WICHITA FALLS (KFDX/KJTL)—It’s that time of year many taxpayers dread when property owners have or will be receiving their annual property appraisals in the mail. Chief Appraiser, Lisa Stephens-Musick said if you aren’t happy with your new appraisal, you can file to protest it and have a hearing, but if you want to do that, you have to act fast.

When it comes to property taxes and property appraisals, Stephens-Musick said often times residents get the two mixed up.

“The appraisal district does not actually set taxes or collect taxes, we’re just establishing a value,” Stephens-Musick said.

Property tax rates for cities, counties, and other taxing districts are set by elected officials.
But if your property value goes up significantly, so does your tax bill, as it did last year.

“That was the most significant increase in value that we had ever seen, and so property owners were very concerned that their taxes would go up proportionately to the amount of appraised value, we had properties that went up on average of 25 percent,” Stephens-Musick said.

She said this year property owners are only looking at an average eight percent increase in their home value, which is low compared to most cities throughout the state.

“A lot of the appraisal districts are reporting that they’re still going up 20 and 30 percent I’ve only heard of one appraisal district that has gone down and that was Williamson County,” Stephens-Musick said.

Stephens-Musick said if you aren’t happy with your appraisal, you can dispute it.

“If you don’t come to some agreement, or you don’t understand what the appraiser says after you’ve spoken with them, there’s a form in your appraisal notice, and you can mail that in you also have information in your notice that you can file on our online portal,” Stephens-Musick said.

She says another way to cap your property’s taxable value, is filing for a homestead exemption.

“That protects your property, the taxable value of it, the market value can go up you know 50 percent, but the taxable value on your homestead property can only go up 10 percent after you’ve had the exemption for a year,” Stephens-Musick said.

All great tips, but ultimately, Stephens-Musick said if you’re confused about your appraisal or have any questions, don’t hesitate to reach out to her office and they will work to ensure everything is understood and as clear as possible.

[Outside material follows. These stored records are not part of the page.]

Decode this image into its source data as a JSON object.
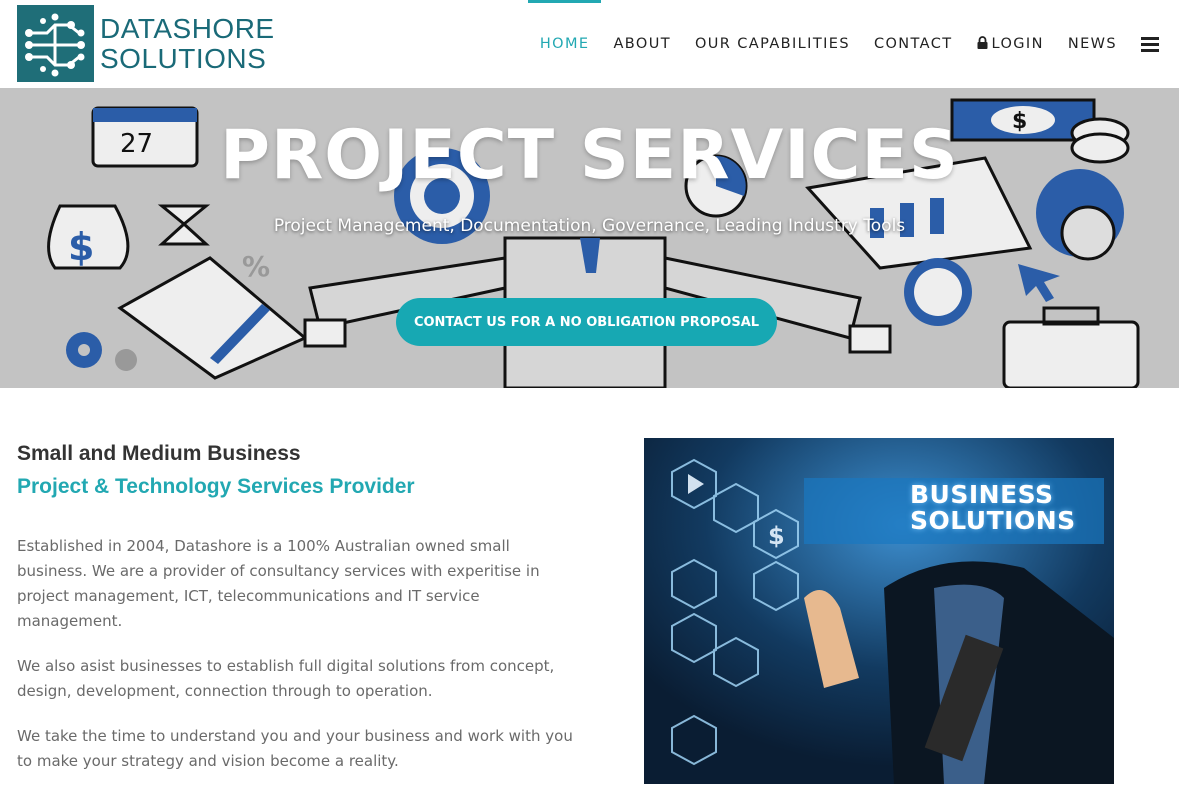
{
  "brand": {
    "line1": "DATASHORE",
    "line2": "SOLUTIONS",
    "color": "#1a6a78"
  },
  "nav": {
    "items": [
      {
        "label": "HOME",
        "active": true
      },
      {
        "label": "ABOUT"
      },
      {
        "label": "OUR CAPABILITIES"
      },
      {
        "label": "CONTACT"
      },
      {
        "label": "LOGIN",
        "icon": "lock-icon"
      },
      {
        "label": "NEWS"
      }
    ],
    "menu_icon": "hamburger-icon",
    "accent": "#22a8b2"
  },
  "hero": {
    "title": "PROJECT SERVICES",
    "subtitle": "Project Management, Documentation, Governance, Leading Industry Tools",
    "cta": "CONTACT US FOR A NO OBLIGATION PROPOSAL",
    "calendar_day": "27",
    "cta_color": "#17a8b3"
  },
  "intro": {
    "heading": "Small and Medium Business",
    "subheading": "Project & Technology Services Provider",
    "paragraphs": [
      "Established in 2004, Datashore is a 100% Australian owned small business. We are a provider of consultancy services with experitise in project management, ICT, telecommunications and IT service management.",
      "We also asist businesses to establish full digital solutions from concept, design, development, connection through to operation.",
      "We take the time to understand you and your business and work with you to make your strategy and vision become a reality."
    ]
  },
  "photo": {
    "label_line1": "BUSINESS",
    "label_line2": "SOLUTIONS"
  }
}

Stephens-Musick said most of the appraisal notices were sent out on April 15th and said you have 30 days to file a protest. She says the deadline for the majority of residents is May 15th.